We reiterate that election results should be released without delay … The ANC regards Zanu PF as a fraternal liberation movement and an ally in the effort to improve the lives of the people of Southern Africa.

We speak on Zimbabwe not because we favour our comrades in Zanu PF, or because we side with opposition parties.

We speak out to promote democracy, peace and stability, and also because as all democrats know, no government can justly claim authority unless it is based on the will of the people.”

The truth is that no language, no matter how forcible, will produce the result which Zimbabweans are looking for as against the quotable quotes sought by tendentious Western media.

Zuma was forthright that the ANC was speaking as a neighbour “directly affected” by the deepening social and economic crisis in Zimbabwe.

Never did the ANC pretend that “megaphone diplomacy” or military adventurism was the solution to the Zimbabwean crisis.

African leaders who attended the AU summit in Mauritius at the weekend came to the same conclusion, endorsing Mbeki to continue his mediation efforts.

That is unless they want Mugabe to drive a wedge through Sadc as he did to the European Union ahead of Lisbon last year, much to “militant” Gordon Brown’s embarrassment.

My reading of the ANC’s statement yields two perspectives: the continued violence in Iraq, Afghanistan and Somalia does not speak well for the efficacy of the military “solution” so beloved of the US and Britain.

Secondly, that approach has “isolated” the “global north” from influencing events in Zimbabwe where all eyes are focused.

None will admit that militarism as a policy option has been a disaster which cost Tony Blair his job and will cost the Republicans the presidency in the US.

To them it sounds macho. It delivers corpses to their television audiences.

Zuma noted that one of the challenges facing conflict resolution is the “strength, integrity and capacity of multilateral institutions” set up by the AU “to promote multilateral, peaceful and sustainable solutions to crises”.

He observed: “But, as with the United Nations, the effectiveness of these forums depends on the willingness of member-countries to accept the forum as an instrument for addressing international problems.

Specifically, it depends on the capacity of these forums to temper the impulse of powerful countries to impose their will, mainly by use of arms.” (my italics)
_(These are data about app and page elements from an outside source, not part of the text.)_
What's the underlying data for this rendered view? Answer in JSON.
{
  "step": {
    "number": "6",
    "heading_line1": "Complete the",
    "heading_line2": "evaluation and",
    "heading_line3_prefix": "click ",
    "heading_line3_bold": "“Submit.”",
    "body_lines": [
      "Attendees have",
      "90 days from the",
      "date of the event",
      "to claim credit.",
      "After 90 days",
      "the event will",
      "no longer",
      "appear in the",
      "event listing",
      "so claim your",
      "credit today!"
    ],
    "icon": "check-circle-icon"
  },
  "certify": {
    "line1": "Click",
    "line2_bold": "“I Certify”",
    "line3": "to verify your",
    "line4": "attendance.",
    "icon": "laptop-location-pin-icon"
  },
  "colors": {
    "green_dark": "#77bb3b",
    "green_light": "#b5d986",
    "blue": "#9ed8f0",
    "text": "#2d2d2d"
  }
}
That is the position of the ANC. It explains Mbeki’s position vis-à-vis the Zimbabwean crisis at the UN — to avoid giving the US and Britain a pretext for military intervention.

Those who care to interpret events and admit inconvenient truths will soon realise that the West’s patronising attitude towards Africa premised on the provision of “aid packages” and foreign investment will no longer influence African governments’ policies; it will be viewed with scorn.

After Lisbon last year, it is difficult for these blandishments to work again.

What does all this mean?

Simply that white capital’s anxiety in South Africa will not end with a Zuma presidency despite all the cajolery.

It will deepen.

It means as poverty unravels in South Africa and Zuma gets into his element, he will be forced to convert part of his popularity into populist policies to meet the expectations of the poor whom Mbeki is accused of having neglected because he is “aloof”. 

At the end of the day there will be a keener convergence of sentiment between the ANC, Cosatu and the South African Communist Party, forcing Zuma to lean further to the Left than Mbeki, closer to the uncomfortable realisation that, despicable though Mugabe’s methods are, he is far from being a rebel without a cause.

Zuma is Mugabe’s son more than Mbeki can ever be.

If South Africa’s land inequalities are not speedily resolved, Zuma may soon after getting into power find himself portrayed as the next Hitler in the neighbourhood.

Let those in denial pray that he escapes conviction and jail; that he becomes president and faces a sterner reality than song and showmanship.